§ **WHAT YOU SHOULD DO**: Search the data below for the string "pGlassORANGE" and copy all lines where it shows up.

Dataset rows for apps and sites
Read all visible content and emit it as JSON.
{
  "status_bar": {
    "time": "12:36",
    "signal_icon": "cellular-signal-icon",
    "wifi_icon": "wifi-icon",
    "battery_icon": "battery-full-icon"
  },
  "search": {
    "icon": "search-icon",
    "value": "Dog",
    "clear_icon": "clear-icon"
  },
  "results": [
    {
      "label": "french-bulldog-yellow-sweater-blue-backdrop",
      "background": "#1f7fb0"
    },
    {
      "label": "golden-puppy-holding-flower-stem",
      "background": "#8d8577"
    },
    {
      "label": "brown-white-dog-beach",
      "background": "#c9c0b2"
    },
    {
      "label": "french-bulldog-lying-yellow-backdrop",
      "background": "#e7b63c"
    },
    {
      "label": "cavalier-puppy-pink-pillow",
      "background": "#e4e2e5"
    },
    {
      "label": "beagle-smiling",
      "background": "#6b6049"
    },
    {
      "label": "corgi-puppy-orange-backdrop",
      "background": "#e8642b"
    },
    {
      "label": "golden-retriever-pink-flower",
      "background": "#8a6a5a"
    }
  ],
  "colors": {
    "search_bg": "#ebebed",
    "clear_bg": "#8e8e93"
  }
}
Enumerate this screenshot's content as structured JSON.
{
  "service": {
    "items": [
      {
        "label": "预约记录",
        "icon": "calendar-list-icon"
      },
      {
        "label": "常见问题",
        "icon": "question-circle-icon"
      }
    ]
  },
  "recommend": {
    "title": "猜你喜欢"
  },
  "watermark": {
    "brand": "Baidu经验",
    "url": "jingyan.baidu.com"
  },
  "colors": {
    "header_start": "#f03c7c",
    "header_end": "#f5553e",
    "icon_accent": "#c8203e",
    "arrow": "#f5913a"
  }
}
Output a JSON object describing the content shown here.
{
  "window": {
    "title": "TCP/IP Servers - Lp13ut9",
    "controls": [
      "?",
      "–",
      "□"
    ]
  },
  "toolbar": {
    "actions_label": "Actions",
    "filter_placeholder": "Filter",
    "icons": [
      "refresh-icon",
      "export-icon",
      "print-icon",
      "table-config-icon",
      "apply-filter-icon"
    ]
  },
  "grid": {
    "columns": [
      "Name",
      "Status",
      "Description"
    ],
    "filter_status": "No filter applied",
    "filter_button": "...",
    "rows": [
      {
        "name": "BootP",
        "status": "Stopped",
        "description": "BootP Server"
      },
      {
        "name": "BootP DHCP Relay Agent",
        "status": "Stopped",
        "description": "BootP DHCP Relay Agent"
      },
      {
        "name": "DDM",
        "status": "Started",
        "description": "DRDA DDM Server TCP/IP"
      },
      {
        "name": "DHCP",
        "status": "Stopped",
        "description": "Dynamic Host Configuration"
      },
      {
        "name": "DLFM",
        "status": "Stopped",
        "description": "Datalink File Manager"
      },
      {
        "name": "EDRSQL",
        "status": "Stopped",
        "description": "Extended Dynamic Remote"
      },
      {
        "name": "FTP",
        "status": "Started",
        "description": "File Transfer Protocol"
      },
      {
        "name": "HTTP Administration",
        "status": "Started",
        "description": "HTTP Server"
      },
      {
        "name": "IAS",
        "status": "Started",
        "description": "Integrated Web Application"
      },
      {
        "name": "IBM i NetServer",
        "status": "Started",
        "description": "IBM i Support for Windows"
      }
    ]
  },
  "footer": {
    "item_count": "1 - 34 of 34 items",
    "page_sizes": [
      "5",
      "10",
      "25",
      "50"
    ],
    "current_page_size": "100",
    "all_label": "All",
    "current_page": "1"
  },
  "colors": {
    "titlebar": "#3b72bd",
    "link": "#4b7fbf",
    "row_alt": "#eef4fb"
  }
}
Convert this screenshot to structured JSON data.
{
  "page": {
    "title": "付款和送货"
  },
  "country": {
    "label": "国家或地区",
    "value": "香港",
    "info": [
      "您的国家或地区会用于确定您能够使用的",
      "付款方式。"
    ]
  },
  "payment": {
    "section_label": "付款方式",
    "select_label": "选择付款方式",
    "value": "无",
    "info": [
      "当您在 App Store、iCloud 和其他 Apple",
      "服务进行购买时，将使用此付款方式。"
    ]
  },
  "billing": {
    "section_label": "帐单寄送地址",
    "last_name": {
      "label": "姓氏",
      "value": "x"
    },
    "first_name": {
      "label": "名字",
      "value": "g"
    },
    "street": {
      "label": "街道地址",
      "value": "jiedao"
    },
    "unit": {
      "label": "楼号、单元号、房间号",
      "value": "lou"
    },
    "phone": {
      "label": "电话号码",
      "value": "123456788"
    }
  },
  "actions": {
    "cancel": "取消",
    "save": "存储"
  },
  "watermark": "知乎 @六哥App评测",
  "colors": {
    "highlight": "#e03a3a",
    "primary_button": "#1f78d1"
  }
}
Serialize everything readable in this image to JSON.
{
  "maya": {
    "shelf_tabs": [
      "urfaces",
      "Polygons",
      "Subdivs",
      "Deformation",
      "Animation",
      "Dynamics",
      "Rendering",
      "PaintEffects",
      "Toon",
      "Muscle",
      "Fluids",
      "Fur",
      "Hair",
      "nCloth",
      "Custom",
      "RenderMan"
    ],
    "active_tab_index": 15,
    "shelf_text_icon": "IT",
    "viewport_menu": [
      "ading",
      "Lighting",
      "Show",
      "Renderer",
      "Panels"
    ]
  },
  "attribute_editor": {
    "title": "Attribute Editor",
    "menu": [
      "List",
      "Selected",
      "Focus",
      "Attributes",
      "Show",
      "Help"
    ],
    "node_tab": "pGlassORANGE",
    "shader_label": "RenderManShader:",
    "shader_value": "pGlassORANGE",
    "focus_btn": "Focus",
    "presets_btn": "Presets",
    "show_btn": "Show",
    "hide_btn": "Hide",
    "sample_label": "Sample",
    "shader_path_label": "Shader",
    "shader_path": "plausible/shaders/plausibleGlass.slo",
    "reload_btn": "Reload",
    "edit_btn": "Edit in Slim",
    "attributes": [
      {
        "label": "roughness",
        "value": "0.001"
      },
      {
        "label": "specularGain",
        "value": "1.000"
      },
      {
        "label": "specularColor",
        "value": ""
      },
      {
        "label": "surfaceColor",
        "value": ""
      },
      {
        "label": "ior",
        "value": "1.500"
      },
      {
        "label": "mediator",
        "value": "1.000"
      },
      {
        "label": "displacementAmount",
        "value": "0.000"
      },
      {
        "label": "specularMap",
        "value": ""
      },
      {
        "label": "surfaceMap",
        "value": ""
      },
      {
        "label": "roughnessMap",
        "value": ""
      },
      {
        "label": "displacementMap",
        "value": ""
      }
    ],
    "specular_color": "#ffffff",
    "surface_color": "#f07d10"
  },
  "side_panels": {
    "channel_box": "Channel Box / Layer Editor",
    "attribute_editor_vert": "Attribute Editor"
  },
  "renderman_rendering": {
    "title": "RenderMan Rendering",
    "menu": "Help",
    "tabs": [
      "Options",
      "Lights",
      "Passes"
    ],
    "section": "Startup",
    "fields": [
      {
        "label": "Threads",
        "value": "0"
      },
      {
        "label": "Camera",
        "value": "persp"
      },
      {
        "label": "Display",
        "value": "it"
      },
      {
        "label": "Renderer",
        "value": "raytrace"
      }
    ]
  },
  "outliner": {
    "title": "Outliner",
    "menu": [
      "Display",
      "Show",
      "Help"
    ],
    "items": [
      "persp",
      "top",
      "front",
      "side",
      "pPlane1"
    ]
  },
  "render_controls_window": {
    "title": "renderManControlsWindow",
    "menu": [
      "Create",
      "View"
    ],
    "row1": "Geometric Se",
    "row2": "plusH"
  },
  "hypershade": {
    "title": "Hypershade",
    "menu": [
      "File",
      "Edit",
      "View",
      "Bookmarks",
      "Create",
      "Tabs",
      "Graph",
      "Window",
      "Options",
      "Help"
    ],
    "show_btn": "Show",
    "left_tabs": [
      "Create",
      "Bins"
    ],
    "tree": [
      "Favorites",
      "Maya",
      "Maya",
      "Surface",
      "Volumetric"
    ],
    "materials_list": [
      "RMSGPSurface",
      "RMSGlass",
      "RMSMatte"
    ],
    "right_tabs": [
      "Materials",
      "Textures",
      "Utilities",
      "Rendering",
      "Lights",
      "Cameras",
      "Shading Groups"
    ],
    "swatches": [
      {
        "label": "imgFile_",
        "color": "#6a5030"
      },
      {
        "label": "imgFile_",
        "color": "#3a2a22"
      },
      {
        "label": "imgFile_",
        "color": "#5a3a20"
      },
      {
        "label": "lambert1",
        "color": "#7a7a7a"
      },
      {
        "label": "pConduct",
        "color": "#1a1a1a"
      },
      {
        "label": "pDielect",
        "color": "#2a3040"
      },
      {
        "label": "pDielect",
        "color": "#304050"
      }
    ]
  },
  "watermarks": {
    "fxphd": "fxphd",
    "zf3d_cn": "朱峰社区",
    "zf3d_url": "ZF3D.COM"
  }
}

§ **YOUR RESPONSE**:
    "node_tab": "pGlassORANGE",
    "shader_value": "pGlassORANGE",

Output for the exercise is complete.